At last week’s Asian Film Policy Forum in Busan, policy-makers from across Asia discussed how they can create region-wide support structures for film.

Unlike Europe with its well-established MEDIA and Eurimages programmes, Asia does not have any regional support structures for the film industry. National film industries often collaborate with one another, but they are usually entrepreneurial in nature and don’t rely heavily on government organisations. While some, such as Korea, Japan, Hong Kong and China, have flourished, many others are at a very early stage of development.

At this year’s Asian Film Policy Form (Oct 10-13), organised by the Busan Film Commission (BFC), policy-makers from across Asia sat down together to discuss how they can increase regional cooperation.

This was examined from several angles. The BFC, which is also a founding member of the Asian Film Commissions Network (AFCNet), believes that a regional response will make it easier for international productions to shoot in the region.

Delegates also discussed how getting regional organisations, such as the Association of South-East Asian Nations (ASEAN) involved in film, might help development across that particular region.

“Individual countries are not going to be able to carry this so it’s going to have to be a regional effort,” said international locations manager and AFCNet advisor William Bowling. “If a Hollywood studio has a picture and thinks of Asia, it won’t necessarily think of a country first – it will think of a region.”

For the first time, an ASEAN representative, director for cross-sectoral cooperation Larry Maramis, attended the forum. He explained to the assembled film commissioners and policy-makers how ASEAN operates and the seven-step process they need to follow to apply for funding.

The same panel also looked at the development potential of South-East Asia’s film industries which range from Indonesia – on course to produce 100 films this year – to Laos with just six features, some of which were produced with help from Thailand.

“The biggest obstacle for us now is the lack of manpower, limited budgets and the lack of equipment, because Laos is a small market with only 6.3 million people. In future we need to cooperate with our ASEAN partners,” said Bounchao Phichit of the Lao cinema department.

Aung Myo Myint, managing director of Myanmar’s Motion Picture Enterprise under the Ministry of Information, said his country welcomed cooperation on training and international production. Do Duy Anh, from the Vietnam Cinema Department, explained that Vietnam now has many private production companies and produces around 15 films a year, but relies on Thailand and China for post-production.

While Indonesia has a thriving film industry, director for film affairs Syamsul Lussa spoke of the need for more cinemas – the country has only 676 screens for a population of 245 million.

During a session on the role of film commissions, some of Asia’s more advanced film commissions described how they’ve become involved in funding and the development of their local film industries, in addition to the traditional role of attracting productions and locations support.

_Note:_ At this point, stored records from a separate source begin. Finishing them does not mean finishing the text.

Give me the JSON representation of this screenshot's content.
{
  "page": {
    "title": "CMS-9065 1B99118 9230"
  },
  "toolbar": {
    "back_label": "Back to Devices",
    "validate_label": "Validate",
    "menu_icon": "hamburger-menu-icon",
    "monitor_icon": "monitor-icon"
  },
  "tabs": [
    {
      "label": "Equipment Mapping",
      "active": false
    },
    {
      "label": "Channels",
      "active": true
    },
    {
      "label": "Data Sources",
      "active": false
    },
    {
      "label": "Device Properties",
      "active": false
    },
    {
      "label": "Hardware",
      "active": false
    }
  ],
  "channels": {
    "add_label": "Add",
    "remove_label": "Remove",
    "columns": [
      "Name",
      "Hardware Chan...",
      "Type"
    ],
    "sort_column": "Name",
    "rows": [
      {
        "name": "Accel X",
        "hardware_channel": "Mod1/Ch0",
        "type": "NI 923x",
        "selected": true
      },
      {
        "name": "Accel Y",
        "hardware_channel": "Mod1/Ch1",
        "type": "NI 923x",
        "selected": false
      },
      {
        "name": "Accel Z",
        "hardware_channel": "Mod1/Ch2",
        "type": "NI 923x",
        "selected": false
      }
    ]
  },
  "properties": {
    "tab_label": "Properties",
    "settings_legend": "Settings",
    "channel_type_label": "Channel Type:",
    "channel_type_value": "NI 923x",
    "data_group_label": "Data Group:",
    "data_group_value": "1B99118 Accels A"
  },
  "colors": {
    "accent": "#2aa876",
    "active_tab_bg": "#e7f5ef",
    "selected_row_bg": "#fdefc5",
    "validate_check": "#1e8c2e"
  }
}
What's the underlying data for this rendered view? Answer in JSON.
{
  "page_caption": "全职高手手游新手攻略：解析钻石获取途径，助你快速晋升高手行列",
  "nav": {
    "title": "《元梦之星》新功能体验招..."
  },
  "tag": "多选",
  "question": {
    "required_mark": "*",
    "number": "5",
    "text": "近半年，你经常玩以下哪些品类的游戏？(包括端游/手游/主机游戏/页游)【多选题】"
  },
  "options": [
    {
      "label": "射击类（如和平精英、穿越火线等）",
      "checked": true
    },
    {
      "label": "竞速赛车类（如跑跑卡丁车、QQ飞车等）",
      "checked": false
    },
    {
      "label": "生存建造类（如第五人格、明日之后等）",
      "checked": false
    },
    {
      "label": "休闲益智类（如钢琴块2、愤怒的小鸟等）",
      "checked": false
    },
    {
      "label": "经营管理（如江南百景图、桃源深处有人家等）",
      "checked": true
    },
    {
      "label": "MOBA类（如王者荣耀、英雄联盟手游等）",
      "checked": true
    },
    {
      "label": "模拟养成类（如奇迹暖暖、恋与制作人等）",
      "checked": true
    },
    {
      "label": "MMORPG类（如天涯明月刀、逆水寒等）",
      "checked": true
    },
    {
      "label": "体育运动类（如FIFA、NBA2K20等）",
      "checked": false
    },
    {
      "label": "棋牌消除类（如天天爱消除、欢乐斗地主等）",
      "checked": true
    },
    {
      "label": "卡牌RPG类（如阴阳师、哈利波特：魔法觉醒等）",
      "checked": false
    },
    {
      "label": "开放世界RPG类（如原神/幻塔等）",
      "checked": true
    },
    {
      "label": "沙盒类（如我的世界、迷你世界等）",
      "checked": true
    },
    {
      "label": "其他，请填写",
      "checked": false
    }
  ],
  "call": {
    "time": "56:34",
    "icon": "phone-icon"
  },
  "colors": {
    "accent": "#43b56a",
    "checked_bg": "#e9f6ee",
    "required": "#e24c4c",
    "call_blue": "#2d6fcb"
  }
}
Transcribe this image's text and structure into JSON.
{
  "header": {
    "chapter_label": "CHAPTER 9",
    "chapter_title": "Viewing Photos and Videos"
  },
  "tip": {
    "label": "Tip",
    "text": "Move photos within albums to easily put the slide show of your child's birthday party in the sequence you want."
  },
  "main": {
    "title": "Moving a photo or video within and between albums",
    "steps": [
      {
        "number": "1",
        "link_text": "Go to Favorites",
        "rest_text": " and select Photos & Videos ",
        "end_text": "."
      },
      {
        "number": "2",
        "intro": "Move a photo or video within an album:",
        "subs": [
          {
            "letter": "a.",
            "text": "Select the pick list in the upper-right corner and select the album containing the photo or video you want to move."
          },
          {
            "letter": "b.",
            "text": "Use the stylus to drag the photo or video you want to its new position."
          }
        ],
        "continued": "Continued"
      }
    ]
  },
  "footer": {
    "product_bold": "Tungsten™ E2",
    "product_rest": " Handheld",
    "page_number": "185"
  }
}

Wellington Fung said the Hong Kong Film Development Council is now involved in training programmes for technicians and martial artists, as well as film promotion and funding for small to medium-budget films. Inoue Toshihiko of Japan’s Sapporo Hokkaido Contents Strategy Organisation (SHOCS) explained how his organsiation is also involved in investment matching and connecting film shoots with local brands.

The well-funded BFC has its own sound stages and its budget for incentives, including funds for script development, is set to rise to $260,000 (KRW300m).

However, while some Asian film commissions have developed advanced services, what came out clearly at the end of the forum was the strong need for more basic programmes such as training and building a local audience for film. The consensus was that even developed film industries still need this, and it’s critical for those in the early stages of development. 

“It would be relatively simple to set up a training system throughout Asia with workshops in different countries,” said Bowling. “And not just train directors, but also grips, make-up and costume people. When we consider where we’re going to shoot, the first thing that comes up is cost, and then whether or not there’s a skilled crew base.”

Delegates at the forum also discussed financial incentives, but Bowling suggested that the region as a whole should not get too hung up on these, as some nations can’t afford them: “I don’t think Asian countries should get into that game because they can’t win it. Try to find other ways – look at low costs, look at training and building stages.”

At the end of the seminars, networking events and closed-door meetings, the delegates issued a joint statement pledging to work together, and with organisations such as ASEAN and AFCNet, to improve the production environment and promotion of film in Asia.

It may take some time for the respective ministries of each country to move past bureaucratic processes and interact with one another, not to mention engage with a large organisation like ASEAN. But the two-day forum felt like a step in the right direction.